### Exercise directions
For the string "this", find every matching line in the records and copy it.

### Exercise materials

== Segment start ==

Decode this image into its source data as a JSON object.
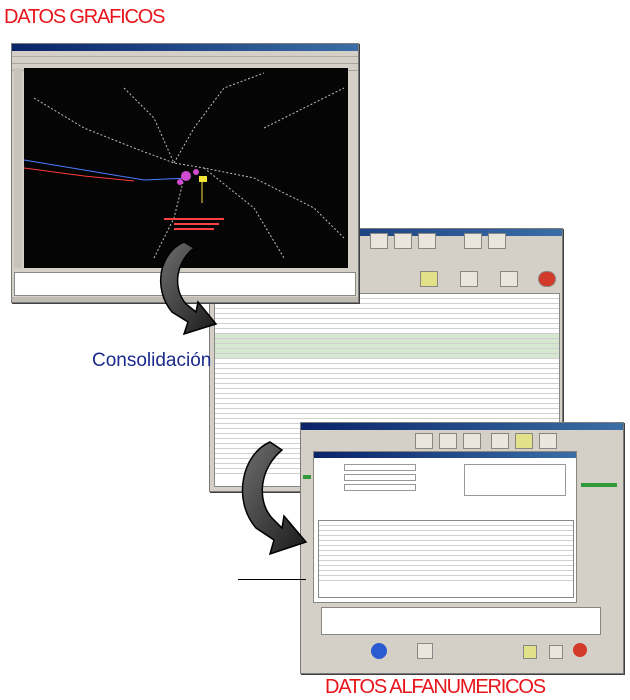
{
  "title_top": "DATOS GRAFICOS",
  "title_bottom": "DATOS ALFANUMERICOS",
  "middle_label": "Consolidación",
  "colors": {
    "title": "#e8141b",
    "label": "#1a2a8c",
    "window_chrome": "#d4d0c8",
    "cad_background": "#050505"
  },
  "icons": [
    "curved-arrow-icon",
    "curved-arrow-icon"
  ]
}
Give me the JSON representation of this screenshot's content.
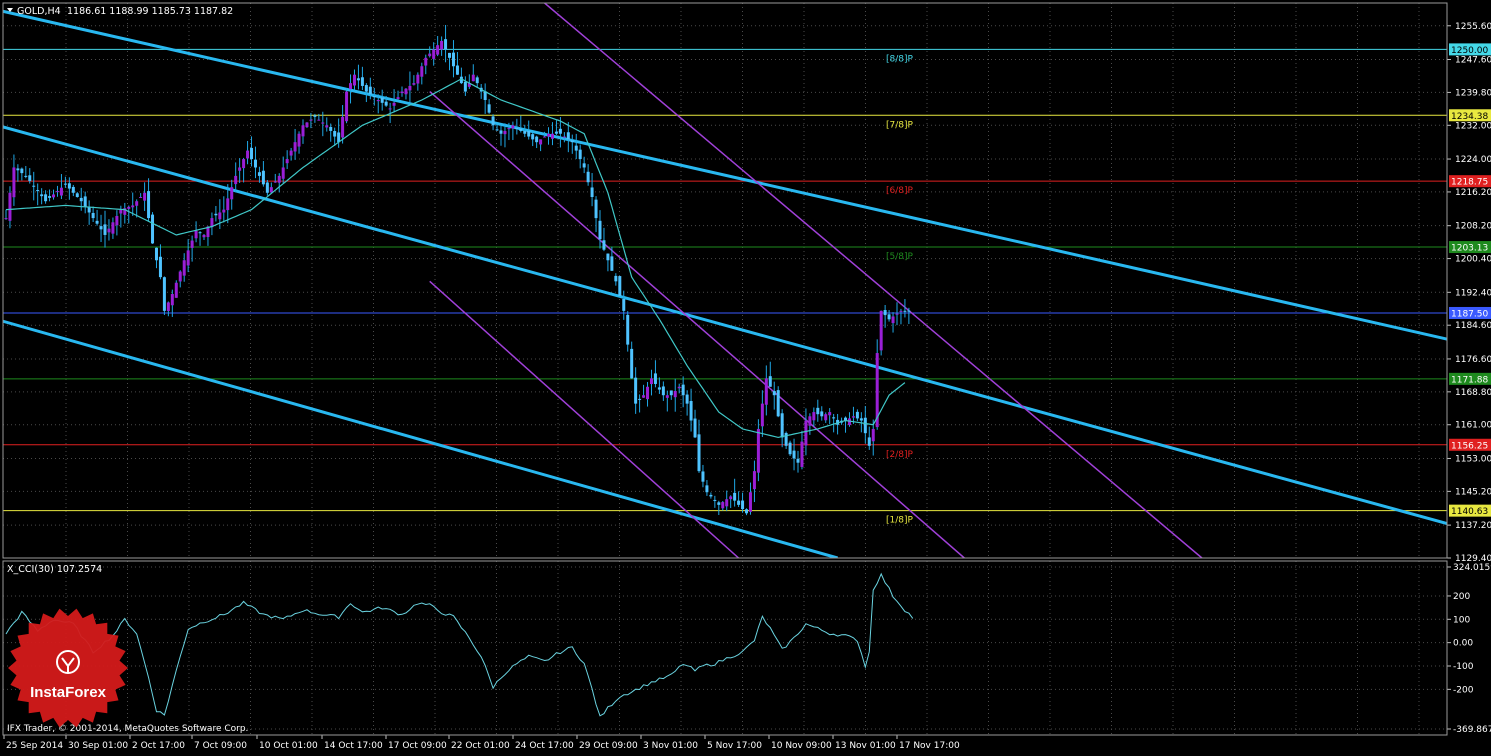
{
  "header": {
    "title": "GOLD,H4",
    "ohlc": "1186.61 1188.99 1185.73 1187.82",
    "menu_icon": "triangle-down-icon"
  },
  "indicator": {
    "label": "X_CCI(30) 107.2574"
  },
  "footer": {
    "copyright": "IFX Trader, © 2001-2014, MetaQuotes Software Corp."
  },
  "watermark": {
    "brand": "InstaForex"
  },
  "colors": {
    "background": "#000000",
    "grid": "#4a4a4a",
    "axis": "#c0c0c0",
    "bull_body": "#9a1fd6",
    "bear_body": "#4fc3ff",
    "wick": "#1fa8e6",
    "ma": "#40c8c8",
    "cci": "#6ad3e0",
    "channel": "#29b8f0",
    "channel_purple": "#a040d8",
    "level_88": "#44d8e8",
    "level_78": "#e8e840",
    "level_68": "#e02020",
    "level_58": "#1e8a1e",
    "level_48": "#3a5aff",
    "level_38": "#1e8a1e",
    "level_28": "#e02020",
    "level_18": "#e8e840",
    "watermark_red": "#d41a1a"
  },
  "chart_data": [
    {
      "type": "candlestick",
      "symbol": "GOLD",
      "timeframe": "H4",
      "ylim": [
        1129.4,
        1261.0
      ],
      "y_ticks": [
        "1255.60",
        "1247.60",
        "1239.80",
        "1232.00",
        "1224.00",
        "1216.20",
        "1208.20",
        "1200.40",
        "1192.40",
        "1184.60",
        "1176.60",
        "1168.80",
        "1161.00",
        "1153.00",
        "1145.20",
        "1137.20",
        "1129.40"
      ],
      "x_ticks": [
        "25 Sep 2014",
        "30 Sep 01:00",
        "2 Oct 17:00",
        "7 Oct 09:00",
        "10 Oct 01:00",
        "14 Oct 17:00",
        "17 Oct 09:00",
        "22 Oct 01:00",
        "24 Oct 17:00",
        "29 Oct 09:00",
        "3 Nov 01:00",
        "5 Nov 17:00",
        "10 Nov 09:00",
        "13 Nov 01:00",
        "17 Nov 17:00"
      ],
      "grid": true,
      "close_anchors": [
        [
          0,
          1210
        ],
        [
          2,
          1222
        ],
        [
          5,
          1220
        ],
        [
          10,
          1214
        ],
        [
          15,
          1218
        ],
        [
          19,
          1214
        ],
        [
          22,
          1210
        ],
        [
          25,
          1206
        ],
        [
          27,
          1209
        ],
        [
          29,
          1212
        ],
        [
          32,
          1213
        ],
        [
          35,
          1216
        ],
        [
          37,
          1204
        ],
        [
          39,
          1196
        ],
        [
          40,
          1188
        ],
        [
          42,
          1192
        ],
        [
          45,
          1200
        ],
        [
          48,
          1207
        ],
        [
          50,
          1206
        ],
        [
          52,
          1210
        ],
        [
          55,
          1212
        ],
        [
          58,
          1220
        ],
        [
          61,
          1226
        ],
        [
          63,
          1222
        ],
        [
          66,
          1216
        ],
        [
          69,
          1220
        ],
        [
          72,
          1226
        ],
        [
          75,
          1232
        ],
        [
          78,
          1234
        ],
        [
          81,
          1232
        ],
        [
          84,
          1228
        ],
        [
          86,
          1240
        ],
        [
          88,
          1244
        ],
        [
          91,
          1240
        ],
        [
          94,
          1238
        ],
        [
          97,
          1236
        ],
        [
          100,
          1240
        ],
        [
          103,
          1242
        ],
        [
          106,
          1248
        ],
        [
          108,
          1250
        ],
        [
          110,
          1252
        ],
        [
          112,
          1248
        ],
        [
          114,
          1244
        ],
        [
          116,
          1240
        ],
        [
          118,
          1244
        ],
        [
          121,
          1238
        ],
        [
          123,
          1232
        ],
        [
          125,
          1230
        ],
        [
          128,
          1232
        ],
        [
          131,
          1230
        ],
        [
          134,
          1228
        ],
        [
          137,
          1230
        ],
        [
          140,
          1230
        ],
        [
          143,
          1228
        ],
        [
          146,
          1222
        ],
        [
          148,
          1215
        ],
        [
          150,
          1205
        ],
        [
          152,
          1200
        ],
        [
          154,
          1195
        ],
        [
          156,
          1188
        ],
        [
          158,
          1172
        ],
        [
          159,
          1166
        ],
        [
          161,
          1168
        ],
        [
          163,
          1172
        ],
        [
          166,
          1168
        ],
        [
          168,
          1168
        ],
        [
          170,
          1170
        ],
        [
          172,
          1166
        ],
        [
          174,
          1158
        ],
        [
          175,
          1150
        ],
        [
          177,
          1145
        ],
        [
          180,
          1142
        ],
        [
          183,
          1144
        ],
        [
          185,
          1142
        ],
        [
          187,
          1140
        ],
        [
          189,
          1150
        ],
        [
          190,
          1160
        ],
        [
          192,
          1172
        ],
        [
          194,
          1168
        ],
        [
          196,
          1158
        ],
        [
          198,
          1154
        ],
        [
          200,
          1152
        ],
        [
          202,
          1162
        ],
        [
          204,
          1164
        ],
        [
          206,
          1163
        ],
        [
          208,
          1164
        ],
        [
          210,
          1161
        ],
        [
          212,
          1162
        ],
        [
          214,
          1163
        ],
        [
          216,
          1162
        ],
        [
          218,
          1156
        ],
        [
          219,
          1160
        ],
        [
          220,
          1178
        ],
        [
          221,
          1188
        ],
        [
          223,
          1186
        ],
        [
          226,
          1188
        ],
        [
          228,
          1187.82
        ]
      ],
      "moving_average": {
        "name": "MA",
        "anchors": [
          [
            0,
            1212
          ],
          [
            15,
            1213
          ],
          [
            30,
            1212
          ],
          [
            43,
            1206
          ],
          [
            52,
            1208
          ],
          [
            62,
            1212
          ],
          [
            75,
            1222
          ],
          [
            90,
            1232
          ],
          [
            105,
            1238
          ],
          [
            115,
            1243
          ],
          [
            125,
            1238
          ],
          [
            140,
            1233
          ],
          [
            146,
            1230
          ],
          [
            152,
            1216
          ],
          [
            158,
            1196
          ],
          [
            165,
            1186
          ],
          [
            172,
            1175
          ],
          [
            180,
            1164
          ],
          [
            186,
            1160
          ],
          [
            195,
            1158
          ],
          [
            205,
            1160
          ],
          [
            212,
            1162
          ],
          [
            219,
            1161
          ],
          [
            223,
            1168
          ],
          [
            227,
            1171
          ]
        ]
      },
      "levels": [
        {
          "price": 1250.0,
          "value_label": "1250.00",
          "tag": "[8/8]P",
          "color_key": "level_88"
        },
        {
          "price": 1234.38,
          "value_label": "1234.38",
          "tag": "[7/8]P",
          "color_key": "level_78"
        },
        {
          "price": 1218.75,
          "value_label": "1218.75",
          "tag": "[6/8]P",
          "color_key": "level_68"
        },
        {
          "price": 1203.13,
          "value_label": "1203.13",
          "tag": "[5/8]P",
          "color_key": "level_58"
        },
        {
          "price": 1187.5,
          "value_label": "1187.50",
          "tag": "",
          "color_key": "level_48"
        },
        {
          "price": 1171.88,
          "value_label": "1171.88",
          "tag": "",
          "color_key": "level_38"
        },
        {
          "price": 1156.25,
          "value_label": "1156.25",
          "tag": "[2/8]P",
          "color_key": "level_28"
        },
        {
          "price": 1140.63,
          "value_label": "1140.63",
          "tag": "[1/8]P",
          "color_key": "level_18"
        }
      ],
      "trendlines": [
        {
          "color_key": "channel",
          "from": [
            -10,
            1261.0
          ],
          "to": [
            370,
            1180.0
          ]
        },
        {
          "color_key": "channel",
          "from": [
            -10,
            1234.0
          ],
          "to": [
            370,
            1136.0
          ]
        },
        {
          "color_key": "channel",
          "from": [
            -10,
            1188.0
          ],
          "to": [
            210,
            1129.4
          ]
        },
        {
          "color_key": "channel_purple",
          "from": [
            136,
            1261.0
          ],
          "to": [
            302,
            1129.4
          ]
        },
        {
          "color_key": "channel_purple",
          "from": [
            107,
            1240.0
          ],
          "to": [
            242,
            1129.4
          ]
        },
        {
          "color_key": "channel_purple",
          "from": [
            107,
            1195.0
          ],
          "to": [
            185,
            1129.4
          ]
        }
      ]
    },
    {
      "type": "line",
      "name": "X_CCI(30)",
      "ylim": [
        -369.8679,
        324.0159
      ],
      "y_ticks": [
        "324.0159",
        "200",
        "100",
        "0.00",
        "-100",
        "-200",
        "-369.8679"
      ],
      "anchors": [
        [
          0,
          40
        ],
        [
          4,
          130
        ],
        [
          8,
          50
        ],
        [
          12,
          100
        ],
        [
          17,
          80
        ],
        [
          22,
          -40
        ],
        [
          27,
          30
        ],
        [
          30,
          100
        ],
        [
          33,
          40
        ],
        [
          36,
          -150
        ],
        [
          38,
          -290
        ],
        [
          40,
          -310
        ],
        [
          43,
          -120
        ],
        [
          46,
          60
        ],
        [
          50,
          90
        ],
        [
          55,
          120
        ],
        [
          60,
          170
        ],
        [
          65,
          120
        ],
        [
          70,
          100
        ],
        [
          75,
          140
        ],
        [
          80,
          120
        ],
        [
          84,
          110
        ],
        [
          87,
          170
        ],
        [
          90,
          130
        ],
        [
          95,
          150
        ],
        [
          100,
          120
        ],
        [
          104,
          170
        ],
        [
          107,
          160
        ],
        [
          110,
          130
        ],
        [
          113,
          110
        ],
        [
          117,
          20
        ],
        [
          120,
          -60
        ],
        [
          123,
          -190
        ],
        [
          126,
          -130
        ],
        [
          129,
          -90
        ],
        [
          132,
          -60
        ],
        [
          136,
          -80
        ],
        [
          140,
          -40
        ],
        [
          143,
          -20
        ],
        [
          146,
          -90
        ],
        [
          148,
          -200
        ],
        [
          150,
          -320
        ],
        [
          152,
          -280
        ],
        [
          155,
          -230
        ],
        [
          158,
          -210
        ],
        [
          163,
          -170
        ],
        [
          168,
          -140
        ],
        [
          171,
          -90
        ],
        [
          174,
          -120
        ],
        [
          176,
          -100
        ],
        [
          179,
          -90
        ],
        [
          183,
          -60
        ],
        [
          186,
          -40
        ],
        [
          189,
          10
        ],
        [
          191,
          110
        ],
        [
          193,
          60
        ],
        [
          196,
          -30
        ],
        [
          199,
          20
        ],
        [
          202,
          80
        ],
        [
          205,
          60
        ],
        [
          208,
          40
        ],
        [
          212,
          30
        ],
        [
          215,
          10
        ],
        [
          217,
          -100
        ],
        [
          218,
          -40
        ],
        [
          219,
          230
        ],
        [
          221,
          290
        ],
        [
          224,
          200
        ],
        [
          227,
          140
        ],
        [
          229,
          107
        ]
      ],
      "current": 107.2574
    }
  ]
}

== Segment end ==

### Solution
Decode this image into its source data as a JSON object.
Give me the JSON representation of this screenshot's content.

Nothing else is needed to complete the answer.